Apart from the financial advantages a role offers, the perquisite candidates seek is the workplace environment which will make them comfortable and value their contribution. After all, a happy workplace has a multiplying effect on the overall productivity of the employees. A positive work environment and culture is the one where employees feel safe and can voice out their concerns or opinions without any inhibitions.
3. Support ‘Choose Your Own Workstyle’ Culture
Organizations that support a “choose your own workstyle” culture will boost employee retention rates by more than 10 per cent. Providing your employees with the autonomy to make their own decisions to undertake and complete their assigned work is critical. Apart from this, incorporating the principles of activity-based working into the workspace design has been very useful for the employers.
4. Bond Beyond Professional Ties
In formal companies, there are definite hierarchies and set guidelines to follow. There are only structured communications patterns talking about the expectations of each designation. All goes well until one day when it reaches a saturation point and becomes monotonous for the employees. The employees should, instead, be encouraged to go beyond professional ties and get to know others better. They should be urged to indulge in informal tête-à-tête, frequent team outings and other team-building activities which bring warmth and human touch to otherwise cold, formal relationships.
5. Gamification Techniques to Boost Performance
Adding contexts of gaming with meaningful rewards to the day-to-day activities, performance targets and similar strategies help to make the tasks achievable and lucrative for the employees. With gamification, employers offer up-to-the-minute performance feedback, allowing the employees to get a better sense of how they’re doing overall. It honours the intrinsic motivators of recognition, purpose, sense of accomplishment and mastery.
6. Mentor/Buddy Culture
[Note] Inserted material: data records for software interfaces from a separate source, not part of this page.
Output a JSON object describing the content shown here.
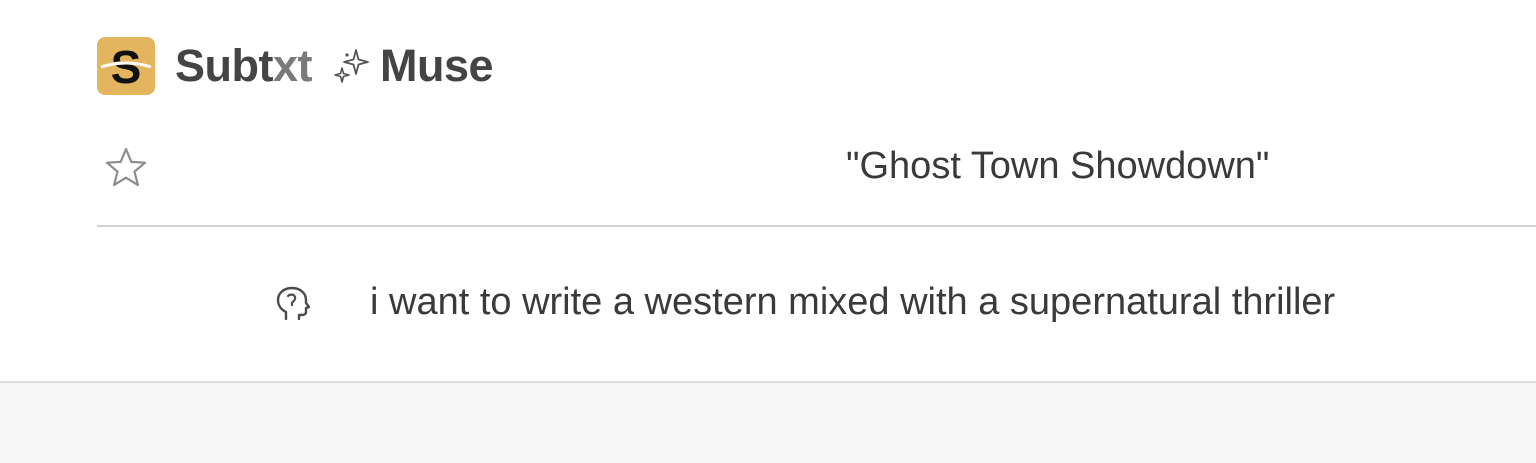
{
  "app": {
    "logo_letter": "S",
    "brand_main": "Subt",
    "brand_suffix": "xt",
    "product_name": "Muse",
    "icons": {
      "logo": "subtxt-logo-icon",
      "sparkle": "sparkle-icon",
      "favorite": "star-icon",
      "prompt": "head-profile-icon"
    },
    "colors": {
      "logo_bg": "#e3b55f",
      "text": "#3a3a3a",
      "divider": "#d2d2d2",
      "footer_bg": "#f6f6f6"
    }
  },
  "story": {
    "title": "\"Ghost Town Showdown\""
  },
  "prompt": {
    "text": "i want to write a western mixed with a supernatural thriller"
  }
}
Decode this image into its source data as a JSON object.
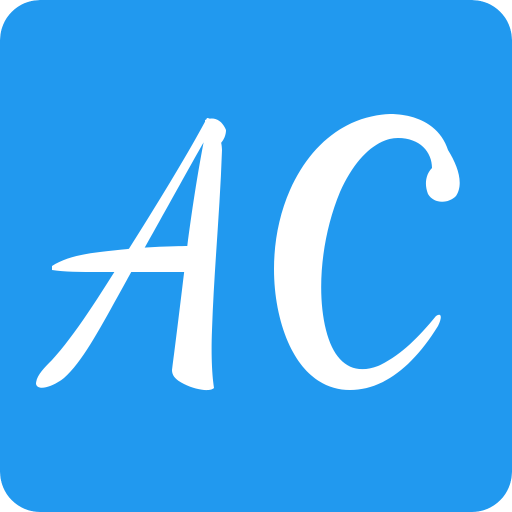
{
  "icon": {
    "monogram": "AC",
    "background_color": "#2199EF",
    "letter_color": "#FFFFFF"
  }
}
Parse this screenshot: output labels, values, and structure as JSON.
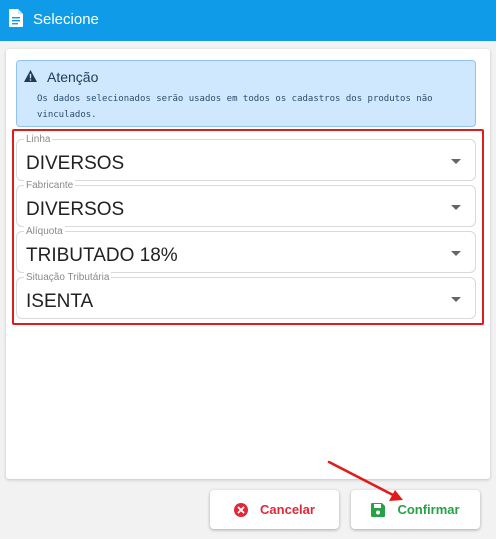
{
  "window": {
    "title": "Selecione"
  },
  "alert": {
    "title": "Atenção",
    "text": "Os dados selecionados serão usados em todos os cadastros dos produtos não vinculados."
  },
  "fields": [
    {
      "label": "Linha",
      "value": "DIVERSOS"
    },
    {
      "label": "Fabricante",
      "value": "DIVERSOS"
    },
    {
      "label": "Alíquota",
      "value": "TRIBUTADO 18%"
    },
    {
      "label": "Situação Tributária",
      "value": "ISENTA"
    }
  ],
  "buttons": {
    "cancel": "Cancelar",
    "confirm": "Confirmar"
  },
  "colors": {
    "titlebar": "#0f9be8",
    "alert_bg": "#cfe8fd",
    "highlight": "#e01b1b",
    "cancel": "#e0283a",
    "confirm": "#27a146"
  }
}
Assigning a mentor or buddy to a relatively new employee is a great onboarding idea. This way, the newcomer will not be lost and will feel confident while embarking on a new role. The mentor can coach new employees, and the new employee can offer a fresh take on things. On the whole, this will help generate a creative collaboration with innovative ideas.
7. Providing Leadership Opportunities
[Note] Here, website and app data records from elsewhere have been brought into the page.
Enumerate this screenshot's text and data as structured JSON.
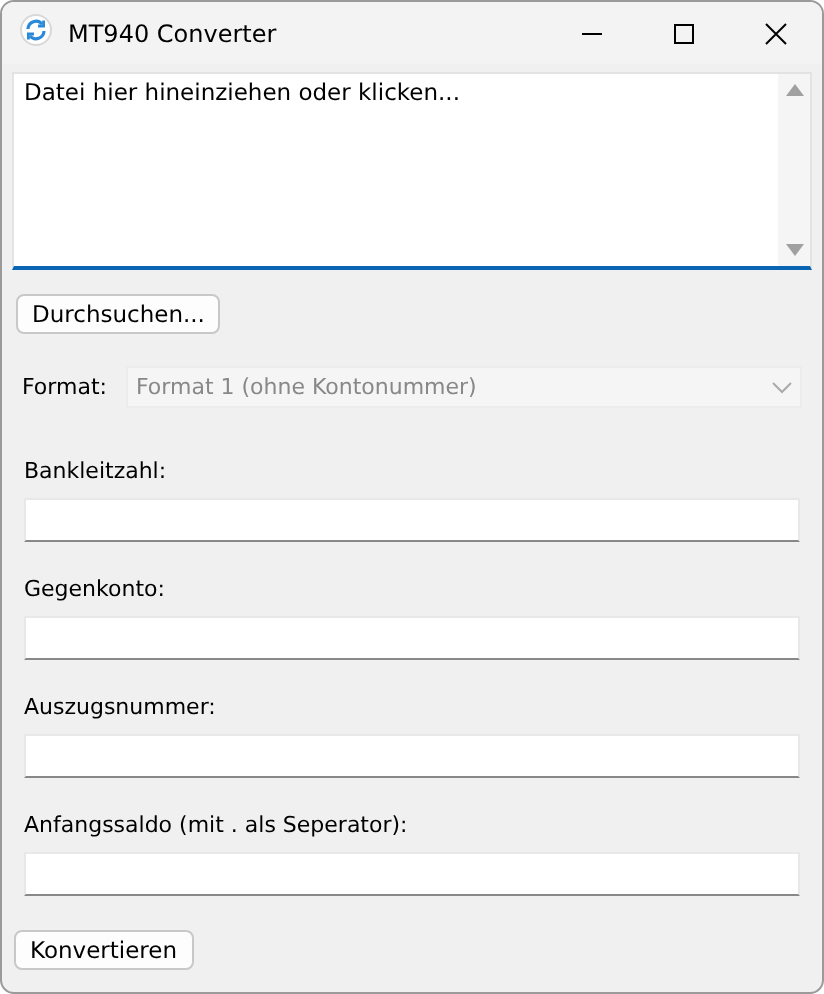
{
  "window": {
    "title": "MT940 Converter"
  },
  "drop_area": {
    "value": "Datei hier hineinziehen oder klicken...",
    "focused": true
  },
  "browse_button": {
    "label": "Durchsuchen..."
  },
  "format": {
    "label": "Format:",
    "value": "Format 1 (ohne Kontonummer)",
    "disabled": true
  },
  "fields": [
    {
      "label": "Bankleitzahl:"
    },
    {
      "label": "Gegenkonto:"
    },
    {
      "label": "Auszugsnummer:"
    },
    {
      "label": "Anfangssaldo (mit . als Seperator):"
    }
  ],
  "convert_button": {
    "label": "Konvertieren"
  }
}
Many employees feel that they are capable of contributing more than the expectations of their current roles. Therefore, assigning challenging tasks, opportunities and responsibilities is a great way to help the employees step up for more. As a result, employees will feel more satisfied.
8. Continuous Feedback
Communication should be a two-way street where employees can voice their ideas, questions or concerns and managers can openly put forth their honest inputs. Instead of letting issues build up until the annual review or performance appraisal meeting, a continuous feedback system should be adopted to keep the communication smooth. This will help clear up any misunderstandings and pave the way for a win-win situation.
9. Work-Life Balance
The work-life balance, which provides the much-needed space for employees to take off from a heavy workload, is essential. If your employees are expected to work continuously for long hours and be at your beck and call, you are more likely to run into trouble with employee retention. Provide flexible work options, freedom to telecommute and more to ease the burden and improve work-life balance for your employees.
Go beyond the old annual bonus, increments and more to offer real benefits that employees value the most. Incorporate wellness perks, including mental health summits, yoga sessions, vacation packages, well-positioned employee discounts, and subsidized gym memberships to stretch an employee’s paycheck. There are limitless innovative ideas you can try to provide out-of-the-box perks to your employees.
Now that a new year is almost around the corner, it’s time to step up your employee retention game and reduce your turnover.
Happy New Year!